> _PROBLEM DETAILS_
Your task is to copy every line of the records below that contains "Examination".

Website and app data records:
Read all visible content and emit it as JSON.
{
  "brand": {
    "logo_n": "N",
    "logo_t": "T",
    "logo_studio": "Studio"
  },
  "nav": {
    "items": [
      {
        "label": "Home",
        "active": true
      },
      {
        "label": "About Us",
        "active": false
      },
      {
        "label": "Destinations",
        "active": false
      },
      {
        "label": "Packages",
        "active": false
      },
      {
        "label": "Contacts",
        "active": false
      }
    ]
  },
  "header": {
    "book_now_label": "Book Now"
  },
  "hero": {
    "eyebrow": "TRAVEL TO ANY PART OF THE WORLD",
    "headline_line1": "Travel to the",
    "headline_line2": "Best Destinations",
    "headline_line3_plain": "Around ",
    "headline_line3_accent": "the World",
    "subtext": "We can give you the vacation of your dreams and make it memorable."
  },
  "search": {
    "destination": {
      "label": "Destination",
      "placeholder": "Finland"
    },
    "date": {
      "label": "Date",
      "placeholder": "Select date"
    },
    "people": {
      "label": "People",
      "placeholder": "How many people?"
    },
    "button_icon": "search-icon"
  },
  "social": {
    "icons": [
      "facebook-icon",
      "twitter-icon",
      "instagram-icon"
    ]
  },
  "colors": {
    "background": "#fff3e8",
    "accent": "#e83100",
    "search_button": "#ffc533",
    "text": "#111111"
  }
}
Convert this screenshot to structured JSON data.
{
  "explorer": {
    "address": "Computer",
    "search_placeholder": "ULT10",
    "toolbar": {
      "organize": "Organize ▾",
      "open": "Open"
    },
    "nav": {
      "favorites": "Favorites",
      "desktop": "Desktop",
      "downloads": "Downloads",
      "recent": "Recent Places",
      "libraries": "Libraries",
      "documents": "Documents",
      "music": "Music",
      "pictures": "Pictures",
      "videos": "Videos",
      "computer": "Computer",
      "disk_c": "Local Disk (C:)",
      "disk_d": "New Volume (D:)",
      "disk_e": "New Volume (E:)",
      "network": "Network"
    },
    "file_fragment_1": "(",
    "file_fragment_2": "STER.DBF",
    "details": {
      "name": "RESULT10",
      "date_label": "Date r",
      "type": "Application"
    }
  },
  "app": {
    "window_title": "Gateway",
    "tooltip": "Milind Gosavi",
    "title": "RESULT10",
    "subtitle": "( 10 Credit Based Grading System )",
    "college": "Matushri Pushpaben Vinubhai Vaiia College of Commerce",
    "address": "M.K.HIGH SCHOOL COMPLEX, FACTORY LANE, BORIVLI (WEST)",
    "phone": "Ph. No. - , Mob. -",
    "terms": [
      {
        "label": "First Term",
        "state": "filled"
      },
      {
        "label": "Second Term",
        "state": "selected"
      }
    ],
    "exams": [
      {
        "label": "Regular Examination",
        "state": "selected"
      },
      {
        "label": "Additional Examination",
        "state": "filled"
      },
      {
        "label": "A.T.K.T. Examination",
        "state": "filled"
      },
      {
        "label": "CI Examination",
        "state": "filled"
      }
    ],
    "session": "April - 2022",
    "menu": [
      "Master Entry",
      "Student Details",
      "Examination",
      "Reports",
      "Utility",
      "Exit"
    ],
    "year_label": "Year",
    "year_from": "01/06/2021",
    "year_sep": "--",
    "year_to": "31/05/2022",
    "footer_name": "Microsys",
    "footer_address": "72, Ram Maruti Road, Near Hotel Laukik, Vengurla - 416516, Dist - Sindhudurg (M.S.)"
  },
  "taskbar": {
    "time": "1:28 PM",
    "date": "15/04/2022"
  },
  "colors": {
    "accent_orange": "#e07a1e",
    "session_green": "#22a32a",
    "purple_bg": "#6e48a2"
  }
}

> _OUTPUT_
        "label": "Regular Examination",
        "label": "Additional Examination",
        "label": "A.T.K.T. Examination",
        "label": "CI Examination",
      "Examination",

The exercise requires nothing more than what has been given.